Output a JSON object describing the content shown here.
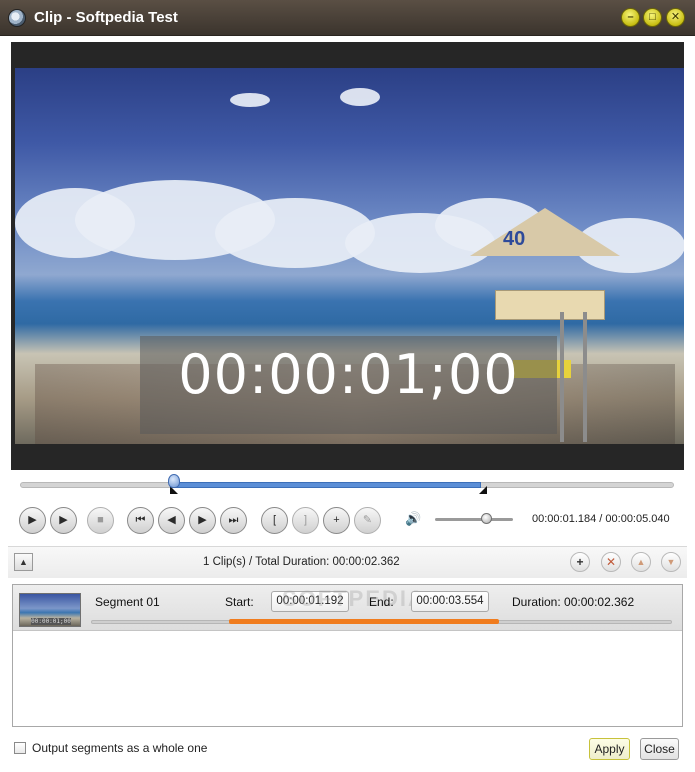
{
  "window": {
    "title": "Clip - Softpedia Test",
    "icons": {
      "app": "film-reel-icon",
      "minimize": "minimize-icon",
      "maximize": "maximize-icon",
      "close": "close-icon"
    }
  },
  "player": {
    "timecode_overlay": "00:00:01;00",
    "tower_sign": "40",
    "current_time": "00:00:01.184",
    "total_time": "00:00:05.040",
    "time_separator": " / ",
    "timeline_selection": {
      "start": 1.192,
      "end": 3.554,
      "playhead": 1.184,
      "total": 5.04
    },
    "volume_level": 0.65
  },
  "controls": [
    {
      "name": "play-button",
      "icon": "play-icon",
      "glyph": "▶",
      "enabled": true
    },
    {
      "name": "play-segment-button",
      "icon": "play-segment-icon",
      "glyph": "▶",
      "enabled": true
    },
    {
      "name": "stop-button",
      "icon": "stop-icon",
      "glyph": "■",
      "enabled": false
    },
    {
      "name": "go-to-start-button",
      "icon": "skip-start-icon",
      "glyph": "⏮",
      "enabled": true
    },
    {
      "name": "previous-frame-button",
      "icon": "step-back-icon",
      "glyph": "◀",
      "enabled": true
    },
    {
      "name": "next-frame-button",
      "icon": "step-forward-icon",
      "glyph": "▶",
      "enabled": true
    },
    {
      "name": "go-to-end-button",
      "icon": "skip-end-icon",
      "glyph": "⏭",
      "enabled": true
    },
    {
      "name": "set-start-button",
      "icon": "mark-in-icon",
      "glyph": "[",
      "enabled": true
    },
    {
      "name": "set-end-button",
      "icon": "mark-out-icon",
      "glyph": "]",
      "enabled": false
    },
    {
      "name": "new-segment-button",
      "icon": "add-document-icon",
      "glyph": "+",
      "enabled": true
    },
    {
      "name": "edit-button",
      "icon": "pencil-icon",
      "glyph": "✎",
      "enabled": false
    }
  ],
  "volume_icon": "speaker-icon",
  "list": {
    "summary": "1 Clip(s) /  Total Duration: 00:00:02.362",
    "collapse_icon": "triangle-up-icon",
    "actions": {
      "add": "add-icon",
      "delete": "delete-icon",
      "up": "move-up-icon",
      "down": "move-down-icon"
    }
  },
  "segments": [
    {
      "name": "Segment 01",
      "thumb_time": "00:00:01;00",
      "start_label": "Start:",
      "start": "00:00:01.192",
      "end_label": "End:",
      "end": "00:00:03.554",
      "duration_label": "Duration:",
      "duration": "00:00:02.362"
    }
  ],
  "watermark": "SOFTPEDIA",
  "footer": {
    "checkbox_label": "Output segments as a whole one",
    "checked": false,
    "apply_label": "Apply",
    "close_label": "Close"
  },
  "colors": {
    "titlebar": "#4a4139",
    "selection": "#5b8ed6",
    "segment_fill": "#f07c1e",
    "apply_border": "#c7c23b"
  }
}
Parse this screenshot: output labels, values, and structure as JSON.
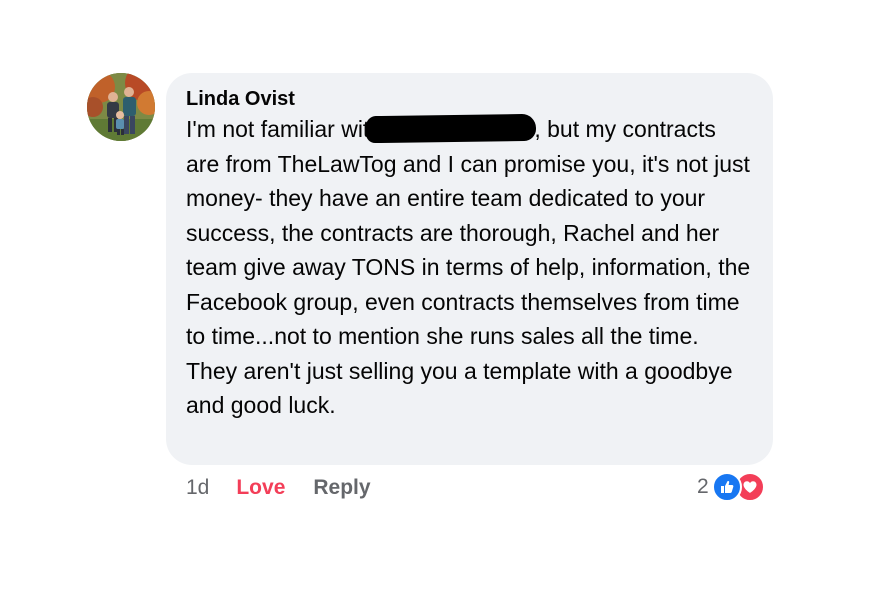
{
  "comment": {
    "author": "Linda Ovist",
    "text_before_redaction": "I'm not familiar wit",
    "text_after_redaction": ", but my contracts are from TheLawTog and I can promise you, it's not just money- they have an entire team dedicated to your success, the contracts are thorough, Rachel and her team give away TONS in terms of help, information, the Facebook group, even contracts themselves from time to time...not to mention she runs sales all the time. They aren't just selling you a template with a goodbye and good luck."
  },
  "actions": {
    "timestamp": "1d",
    "love_label": "Love",
    "reply_label": "Reply"
  },
  "reactions": {
    "count": "2",
    "icons": [
      "like-icon",
      "love-icon"
    ],
    "like_color": "#1877f2",
    "love_color": "#f33e58"
  },
  "colors": {
    "bubble_background": "#f0f2f5",
    "secondary_text": "#65676b"
  }
}
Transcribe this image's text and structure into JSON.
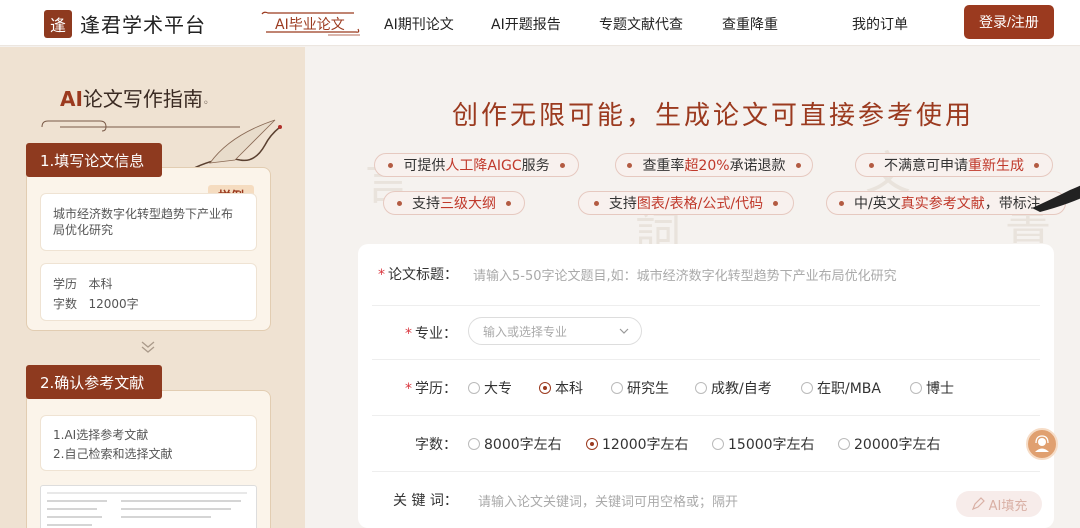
{
  "brand": {
    "logo_glyph": "逢",
    "name": "逢君学术平台"
  },
  "nav": {
    "items": [
      {
        "label": "AI毕业论文",
        "active": true
      },
      {
        "label": "AI期刊论文"
      },
      {
        "label": "AI开题报告"
      },
      {
        "label": "专题文献代查"
      },
      {
        "label": "查重降重"
      },
      {
        "label": "我的订单"
      }
    ],
    "login": "登录/注册"
  },
  "guide": {
    "title_ai": "AI",
    "title_rest": "论文写作指南",
    "step1": {
      "label": "1.填写论文信息",
      "sample_tag": "样例",
      "topic": "城市经济数字化转型趋势下产业布局优化研究",
      "degree_label": "学历",
      "degree_value": "本科",
      "words_label": "字数",
      "words_value": "12000字"
    },
    "step2": {
      "label": "2.确认参考文献",
      "line1": "1.AI选择参考文献",
      "line2": "2.自己检索和选择文献"
    }
  },
  "main": {
    "headline": "创作无限可能，生成论文可直接参考使用",
    "features": [
      {
        "pre": "可提供",
        "hl": "人工降AIGC",
        "post": "服务"
      },
      {
        "pre": "查重率",
        "hl": "超20%",
        "post": "承诺退款"
      },
      {
        "pre": "不满意可申请",
        "hl": "重新生成",
        "post": ""
      },
      {
        "pre": "支持",
        "hl": "三级大纲",
        "post": ""
      },
      {
        "pre": "支持",
        "hl": "图表/表格/公式/代码",
        "post": ""
      },
      {
        "pre": "中/英文",
        "hl": "真实参考文献",
        "post": "，带标注"
      }
    ],
    "form": {
      "title_label": "论文标题：",
      "title_placeholder": "请输入5-50字论文题目,如：城市经济数字化转型趋势下产业布局优化研究",
      "major_label": "专业：",
      "major_placeholder": "输入或选择专业",
      "degree_label": "学历：",
      "degree_options": [
        "大专",
        "本科",
        "研究生",
        "成教/自考",
        "在职/MBA",
        "博士"
      ],
      "degree_selected": "本科",
      "words_label": "字数：",
      "words_options": [
        "8000字左右",
        "12000字左右",
        "15000字左右",
        "20000字左右"
      ],
      "words_selected": "12000字左右",
      "keywords_label": "关 键 词：",
      "keywords_placeholder": "请输入论文关键词，关键词可用空格或；隔开",
      "ai_fill": "AI填充"
    }
  }
}
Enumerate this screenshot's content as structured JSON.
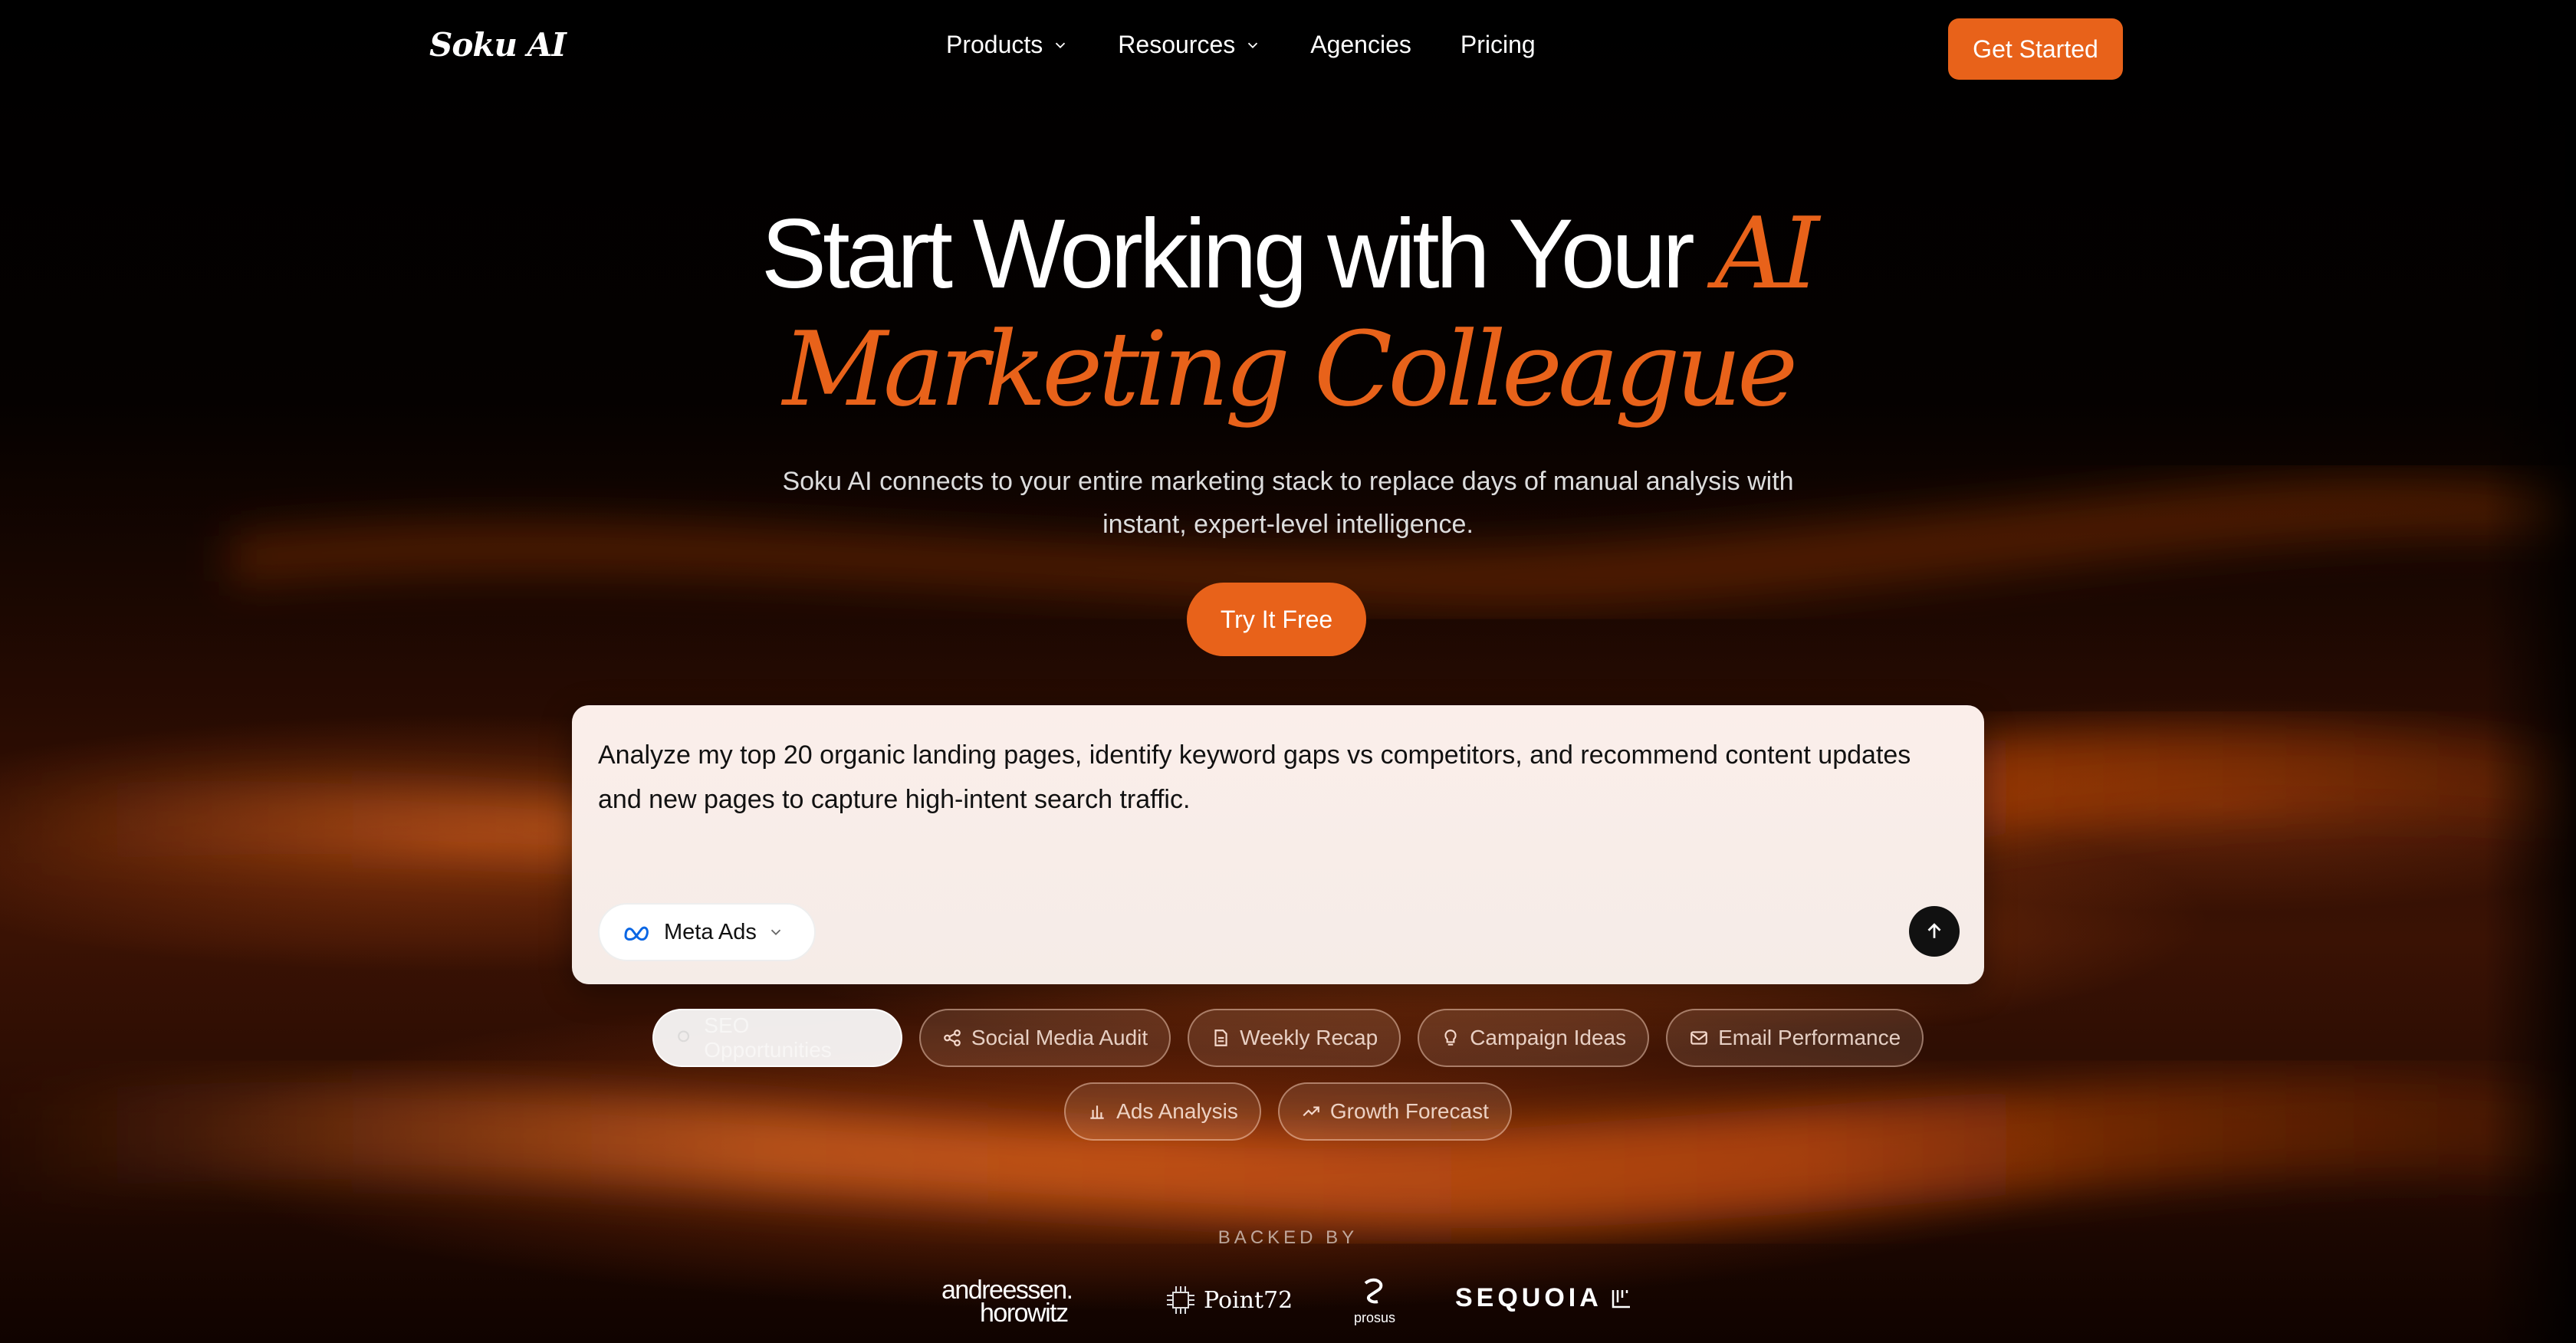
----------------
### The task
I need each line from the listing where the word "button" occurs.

### Task solution
      "name": "play-button",
      "name": "play-segment-button",
      "name": "stop-button",
      "name": "go-to-start-button",
      "name": "previous-frame-button",
      "name": "next-frame-button",
      "name": "go-to-end-button",
      "name": "set-start-button",
      "name": "set-end-button",
      "name": "new-segment-button",
      "name": "edit-button",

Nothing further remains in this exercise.